Generally speaking, the movie changed very little about the character, aside from swapping out her Chucks for ballet flats to emphasize a more dance-inspired fighting style. There's a good reason for that, too: while the movie was being made, Latour, Rodriguez and Renzi — and Sara Pichelli, who co-created Miles Morales — were brought in as visual consultants. As a result, the sequence of Gwen's origin story, in addition to being done with the same speed that it had in the comics, has the authentic look of the comics, right down to the hot pink highlights.
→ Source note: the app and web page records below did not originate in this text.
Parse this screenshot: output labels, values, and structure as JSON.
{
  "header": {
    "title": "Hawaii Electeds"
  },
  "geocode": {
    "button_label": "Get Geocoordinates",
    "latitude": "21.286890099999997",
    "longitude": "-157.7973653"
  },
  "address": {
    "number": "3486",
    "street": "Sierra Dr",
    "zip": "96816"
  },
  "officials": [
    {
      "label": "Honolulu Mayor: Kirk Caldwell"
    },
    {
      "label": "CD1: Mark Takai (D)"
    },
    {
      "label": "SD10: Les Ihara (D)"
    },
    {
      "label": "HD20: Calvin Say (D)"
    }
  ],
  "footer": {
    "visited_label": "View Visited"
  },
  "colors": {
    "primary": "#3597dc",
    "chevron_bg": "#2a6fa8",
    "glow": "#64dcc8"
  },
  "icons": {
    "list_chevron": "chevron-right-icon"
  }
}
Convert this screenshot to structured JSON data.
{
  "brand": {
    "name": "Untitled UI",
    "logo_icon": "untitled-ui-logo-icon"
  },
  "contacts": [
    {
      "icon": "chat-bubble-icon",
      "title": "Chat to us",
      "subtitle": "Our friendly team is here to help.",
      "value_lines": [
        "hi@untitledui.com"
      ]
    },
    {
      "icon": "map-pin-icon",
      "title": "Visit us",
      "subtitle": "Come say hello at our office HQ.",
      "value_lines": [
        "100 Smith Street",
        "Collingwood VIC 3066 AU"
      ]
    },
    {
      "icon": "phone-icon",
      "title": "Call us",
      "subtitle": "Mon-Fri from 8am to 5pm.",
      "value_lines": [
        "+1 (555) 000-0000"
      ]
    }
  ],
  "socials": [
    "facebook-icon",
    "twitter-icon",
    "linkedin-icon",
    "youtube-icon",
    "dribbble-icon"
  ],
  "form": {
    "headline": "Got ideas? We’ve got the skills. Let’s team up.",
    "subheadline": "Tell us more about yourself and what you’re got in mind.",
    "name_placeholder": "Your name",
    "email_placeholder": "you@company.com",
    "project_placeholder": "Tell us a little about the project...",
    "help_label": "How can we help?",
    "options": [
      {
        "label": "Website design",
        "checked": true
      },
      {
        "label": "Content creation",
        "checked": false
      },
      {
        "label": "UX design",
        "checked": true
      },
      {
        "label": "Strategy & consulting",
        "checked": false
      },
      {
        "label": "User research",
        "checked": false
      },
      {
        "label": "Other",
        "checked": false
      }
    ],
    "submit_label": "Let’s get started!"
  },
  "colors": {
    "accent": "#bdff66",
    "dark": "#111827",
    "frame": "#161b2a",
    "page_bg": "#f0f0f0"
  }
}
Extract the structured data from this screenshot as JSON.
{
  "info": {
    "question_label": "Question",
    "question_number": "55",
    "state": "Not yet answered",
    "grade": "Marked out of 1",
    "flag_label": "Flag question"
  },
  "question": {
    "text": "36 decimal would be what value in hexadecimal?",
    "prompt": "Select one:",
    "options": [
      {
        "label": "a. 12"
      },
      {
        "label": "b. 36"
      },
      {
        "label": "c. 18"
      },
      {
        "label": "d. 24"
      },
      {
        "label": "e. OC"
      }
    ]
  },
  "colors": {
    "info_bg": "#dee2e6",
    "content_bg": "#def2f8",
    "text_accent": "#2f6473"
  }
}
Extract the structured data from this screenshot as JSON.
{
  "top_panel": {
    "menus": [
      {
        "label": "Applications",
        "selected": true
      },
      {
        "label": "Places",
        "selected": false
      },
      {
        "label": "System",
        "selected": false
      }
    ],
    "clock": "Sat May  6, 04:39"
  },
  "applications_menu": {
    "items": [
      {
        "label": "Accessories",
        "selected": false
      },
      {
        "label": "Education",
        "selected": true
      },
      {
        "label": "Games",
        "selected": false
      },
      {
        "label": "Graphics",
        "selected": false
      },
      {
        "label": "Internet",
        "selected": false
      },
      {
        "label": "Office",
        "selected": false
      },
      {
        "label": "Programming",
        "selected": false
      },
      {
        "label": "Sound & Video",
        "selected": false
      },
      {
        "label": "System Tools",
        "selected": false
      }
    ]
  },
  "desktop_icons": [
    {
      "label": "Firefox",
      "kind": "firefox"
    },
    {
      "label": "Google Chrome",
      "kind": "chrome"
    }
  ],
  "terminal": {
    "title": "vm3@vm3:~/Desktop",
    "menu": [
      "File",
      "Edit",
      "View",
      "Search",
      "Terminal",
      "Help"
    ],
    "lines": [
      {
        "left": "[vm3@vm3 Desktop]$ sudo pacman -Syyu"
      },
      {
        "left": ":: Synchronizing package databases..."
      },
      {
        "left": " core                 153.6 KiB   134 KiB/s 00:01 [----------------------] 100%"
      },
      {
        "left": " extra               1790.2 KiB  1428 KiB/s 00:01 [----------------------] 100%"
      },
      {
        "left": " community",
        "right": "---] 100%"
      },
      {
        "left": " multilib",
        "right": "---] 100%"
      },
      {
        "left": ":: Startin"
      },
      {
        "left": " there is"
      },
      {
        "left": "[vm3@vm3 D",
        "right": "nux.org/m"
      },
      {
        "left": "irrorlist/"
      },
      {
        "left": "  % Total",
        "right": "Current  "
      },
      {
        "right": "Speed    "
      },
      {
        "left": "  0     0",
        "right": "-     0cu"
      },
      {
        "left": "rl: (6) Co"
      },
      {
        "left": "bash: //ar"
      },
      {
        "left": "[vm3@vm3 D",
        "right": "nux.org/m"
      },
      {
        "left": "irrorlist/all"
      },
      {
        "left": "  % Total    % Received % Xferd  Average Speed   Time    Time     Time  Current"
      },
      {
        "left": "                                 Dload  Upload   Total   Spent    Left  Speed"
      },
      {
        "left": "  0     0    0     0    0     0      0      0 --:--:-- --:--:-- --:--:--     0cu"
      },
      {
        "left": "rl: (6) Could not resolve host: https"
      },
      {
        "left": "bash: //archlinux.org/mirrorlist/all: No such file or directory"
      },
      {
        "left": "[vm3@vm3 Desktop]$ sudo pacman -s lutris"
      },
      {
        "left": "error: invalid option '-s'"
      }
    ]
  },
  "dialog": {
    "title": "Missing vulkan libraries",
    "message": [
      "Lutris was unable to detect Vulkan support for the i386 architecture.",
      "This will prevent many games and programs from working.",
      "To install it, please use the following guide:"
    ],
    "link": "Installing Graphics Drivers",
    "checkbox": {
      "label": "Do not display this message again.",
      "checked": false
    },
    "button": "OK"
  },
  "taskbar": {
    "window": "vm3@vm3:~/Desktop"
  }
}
In her own universe, Gwen initially went by the codename "Spider-Woman," which makes a lot of sense. In the real world, though, that presented something of a problem. Marvel has had several characters in the main universe who have used that name over the years — and a Spider-Girl who had 100 issues about her adventures on Earth-982 — including Jessica Drew. She's the original and current Spider-Woman, who was starring in her own solo series at the exact same time that Gwen was starring in hers.

As a result, Gwen's comic was, of course, called Spider-Gwen, which makes sense for readers who know about Gwen Stacy and her connection with the Spider-Mythos, but also means that nobody in the actual comic can call her by the name on the cover of her comic. By the time the book came to an end, though, Gwen's identity had been revealed revealed to the public, and everyone started calling her "Spider-Gwen" on that world, too, which ended up being pretty annoying. It might be better than saying "Gwen Stacy, the Spider-Woman of Earth-65" every time you want to talk about her, but still. It's a weird thing to call a superhero — at least in a world where we've all gotten used to calling people "Spider-Man" and "Captain America" like those are normal names for a person to have.

In 2019, Gwen decided to attend college on Earth-616 to get away from a world where everyone knew her identity, and since that universe already has four Spider-Women, she elected for a new codename instead. She settled on "Ghost-Spider," a name that appeared on stuff like toys before it made it into the comics. It's not the best codename, and invites confusion with the guy who rides around on a motorcycle with his head on fire, but for now, it works. It distinguishes her from the others, allows her to have a comic with her codename in the title — even though the comic was initially given the somewhat confusing title Spider-Gwen: Ghost-Spider — and perhaps most importantly, it hints at the identity that makes her so interesting by having the same initials as "Gwen Stacy." Oh, and also she picked that name after helping Spider-Man fight a Nazi dinosaur made of bees. No, really.